As a private, not-for-profit organization, UNO couldn’t formally back political candidates. But Rangel often endorsed and helped raise campaign cash for establishment politicians with large numbers of Latino constituents, in some cases backing white candidates over Hispanic rivals.
Rangel, who became the organization’s chief executive officer in 1996, has said he believed it made sense for Hispanics to forge close ties with the existing political leadership.
He often cited the late community organizer Saul Alinsky’s guidebook “Rules for Radicals: A Pragmatic Primer for Realistic Radicals,” arguing that those on the outs need to infiltrate the circles of power, rather than try to topple those who hold it.
In a 2012 interview, Rangel said UNO had changed the long-held perceptions among Chicago’s Hispanic professional class, who believed “you couldn’t be a leader of the community unless you ran a social service agency.”
“Where does a Hispanic lawyer fit in if he’s not looking for a job in Streets and San. or not picketing a corporation downtown?” he said. “I think we have transformed what leadership in the Latino community is here in Chicago.”
Rangel watched with pride as former Mayor Richard M. Daley appointed protégés from UNO’s Metropolitan Leadership Institute program to cabinet spots.
But UNO’s finances and clout blossomed only after it became a major player in the growing business of publicly financed, privately operated charter schools, touted as an alternative to public schools. The first UNO charter opened in 1998 with financial backing from Daley and his then-schools chief, Paul Vallas.
It continued to expand with support from Vallas’ successor, Arne Duncan — who’s now President Barack Obama’s education secretary — and since Emanuel succeeded Daley.
The group’s charter network has grown from one campus in 2005 into a 16-school chain with more than 7,500 students in the city. UNO’s charters got more than $45 million from the Emanuel-run city school system to operate in the year that ended in June 2013, records show.
But UNO’s biggest single source of public financing came in 2009, when Madigan sponsored legislation that found bipartisan support for the $98 million school-construction grant. It’s believed to be the biggest government subsidy for charter schools in the country.
Madigan, Quinn, Emanuel and state Senate Republican leader Christine Radogno of Lemont attended groundbreaking and grand-opening events for the new state-funded UNO schools.
Rangel has acknowledged that he leaned on companies that did business with the charter-school network to contribute the campaigns of his political allies. A long list of organization contractors — including the two d’Escoto family companies mentioned in the SEC case — contributed to Madigan at a 2012 fund-raiser sponsored by Rangel and UNO’s Springfield lobbyist.

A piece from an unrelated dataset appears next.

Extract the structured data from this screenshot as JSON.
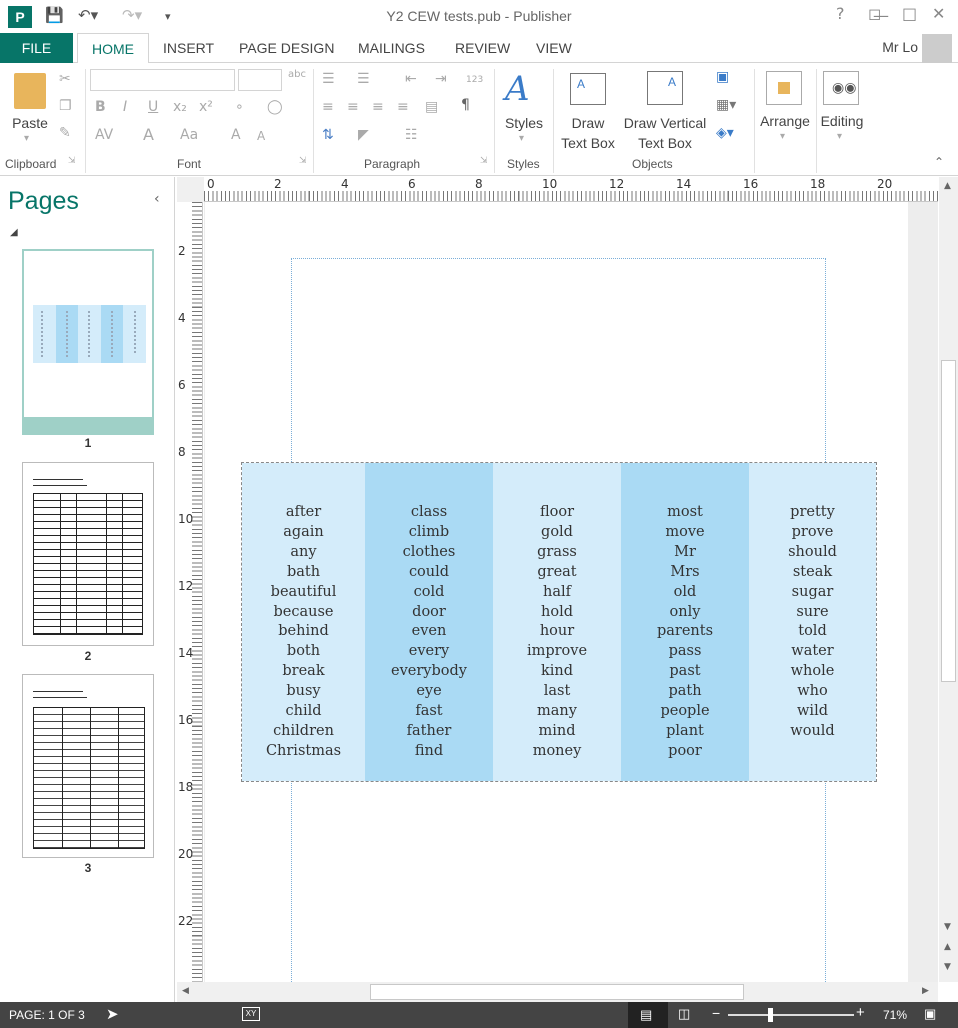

When UNO’s deals came under scrutiny by state officials last year, Quinn talked tough but ultimately OKed the resumption of the grant payouts. That allowed work to be finished at a Southwest Side high school that was under construction. Quinn did so at the urging of a Burke, who’s been a major campaign contributor to the governor.
Grant payments were frozen again months later, after the SEC began investigating UNO. But the governor didn’t push for UNO to repay any of the state money, though the state could have done so under terms of the grant contract.

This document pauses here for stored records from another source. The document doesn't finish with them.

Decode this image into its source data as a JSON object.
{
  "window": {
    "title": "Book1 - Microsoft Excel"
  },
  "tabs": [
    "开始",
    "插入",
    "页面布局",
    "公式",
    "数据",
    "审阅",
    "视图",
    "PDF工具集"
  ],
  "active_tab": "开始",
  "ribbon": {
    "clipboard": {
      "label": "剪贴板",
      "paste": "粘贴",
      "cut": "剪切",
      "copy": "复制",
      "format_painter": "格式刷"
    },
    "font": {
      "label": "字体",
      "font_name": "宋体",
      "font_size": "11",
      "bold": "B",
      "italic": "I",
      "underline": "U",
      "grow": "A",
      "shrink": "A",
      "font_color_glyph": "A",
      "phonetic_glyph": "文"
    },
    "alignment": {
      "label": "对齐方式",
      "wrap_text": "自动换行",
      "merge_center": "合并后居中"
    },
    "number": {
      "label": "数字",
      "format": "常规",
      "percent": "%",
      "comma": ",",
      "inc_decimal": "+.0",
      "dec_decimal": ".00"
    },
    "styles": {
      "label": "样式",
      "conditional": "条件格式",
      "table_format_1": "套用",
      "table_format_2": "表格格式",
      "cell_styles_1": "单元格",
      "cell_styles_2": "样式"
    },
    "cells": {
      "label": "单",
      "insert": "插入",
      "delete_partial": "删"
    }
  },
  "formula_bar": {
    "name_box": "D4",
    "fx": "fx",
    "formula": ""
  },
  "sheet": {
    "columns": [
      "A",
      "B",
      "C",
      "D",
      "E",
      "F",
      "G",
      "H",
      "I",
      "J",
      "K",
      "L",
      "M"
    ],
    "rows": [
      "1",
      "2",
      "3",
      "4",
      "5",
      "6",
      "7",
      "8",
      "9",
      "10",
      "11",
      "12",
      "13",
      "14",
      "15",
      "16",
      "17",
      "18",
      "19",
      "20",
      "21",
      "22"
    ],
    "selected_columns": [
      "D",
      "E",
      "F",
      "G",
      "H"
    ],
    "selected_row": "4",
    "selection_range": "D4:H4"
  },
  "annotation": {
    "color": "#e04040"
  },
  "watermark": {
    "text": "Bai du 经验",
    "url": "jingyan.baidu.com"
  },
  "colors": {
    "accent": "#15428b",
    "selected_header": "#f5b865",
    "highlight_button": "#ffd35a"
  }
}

Contractors with ties to Burke have worked on the state-funded UNO school projects, and a Burke daughter-in-law works for the organization at its headquarters in the West Loop. In 2010, Rangel helped the powerful alderman’s brother, state Rep. Daniel Burke (D-Chicago), overcome a tough primary challenge from a Hispanic rival.

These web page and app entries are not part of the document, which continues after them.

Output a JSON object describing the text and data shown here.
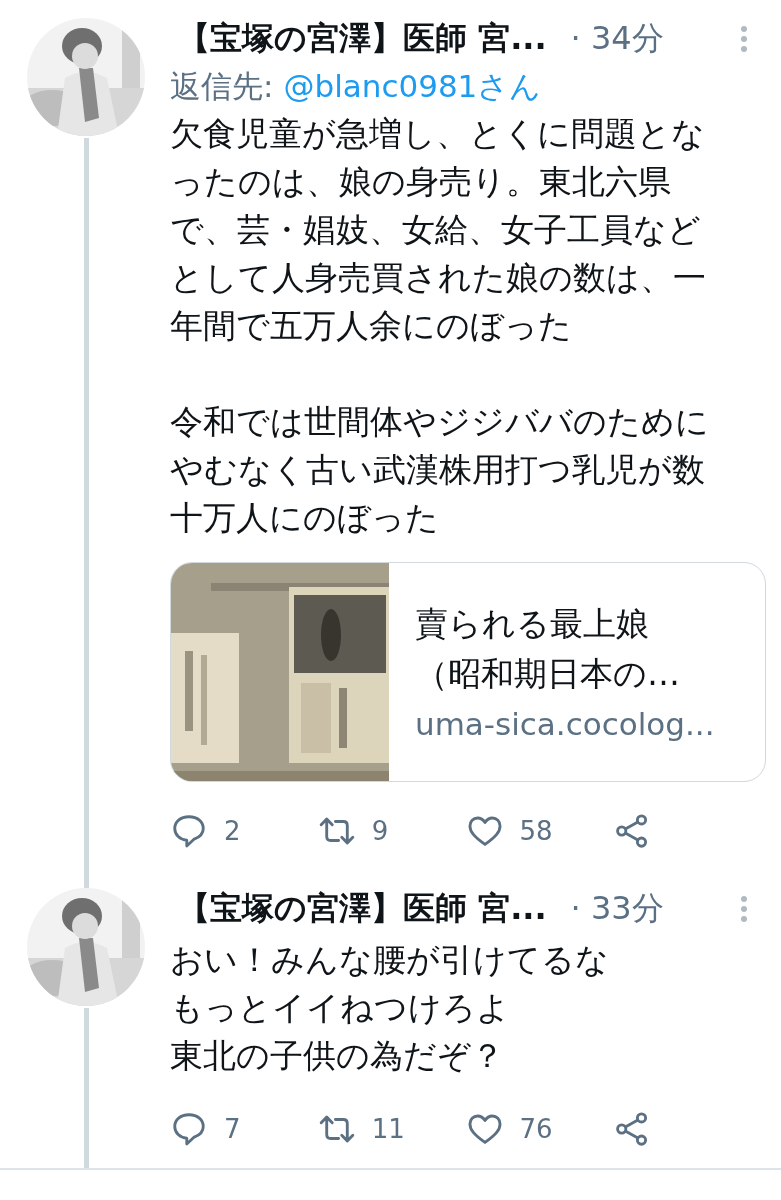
{
  "tweets": [
    {
      "name": "【宝塚の宮澤】医師 宮...",
      "time": "· 34分",
      "reply_to": {
        "label": "返信先:",
        "handle": "@blanc0981さん"
      },
      "paragraphs": [
        [
          "欠食児童が急増し、とくに問題とな",
          "ったのは、娘の身売り。東北六県",
          "で、芸・娼妓、女給、女子工員など",
          "として人身売買された娘の数は、一",
          "年間で五万人余にのぼった"
        ],
        [
          "令和では世間体やジジババのために",
          "やむなく古い武漢株用打つ乳児が数",
          "十万人にのぼった"
        ]
      ],
      "card": {
        "kind": "picture",
        "title": [
          "賣られる最上娘",
          "（昭和期日本の…"
        ],
        "domain": "uma-sica.cocolog..."
      },
      "actions": {
        "replies": "2",
        "retweets": "9",
        "likes": "58"
      }
    },
    {
      "name": "【宝塚の宮澤】医師 宮...",
      "time": "· 33分",
      "paragraphs": [
        [
          "おい！みんな腰が引けてるな",
          "もっとイイねつけろよ",
          "東北の子供の為だぞ？"
        ]
      ],
      "actions": {
        "replies": "7",
        "retweets": "11",
        "likes": "76"
      }
    }
  ]
}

Rangel and Emanuel didn’t know each other well until forming an alliance in the fall of 2010. Rangel appeared alongside Emanuel in Pilsen on the day Emanuel returned to Chicago from his stint at the White House as Obama’s chief of staff to run for mayor. Rangel then signed on as Emanuel’s mayoral campaign co-chair, despite close ties with the other main candidate to succeed Daley, former city school board president and UNO lawyer Gery Chico.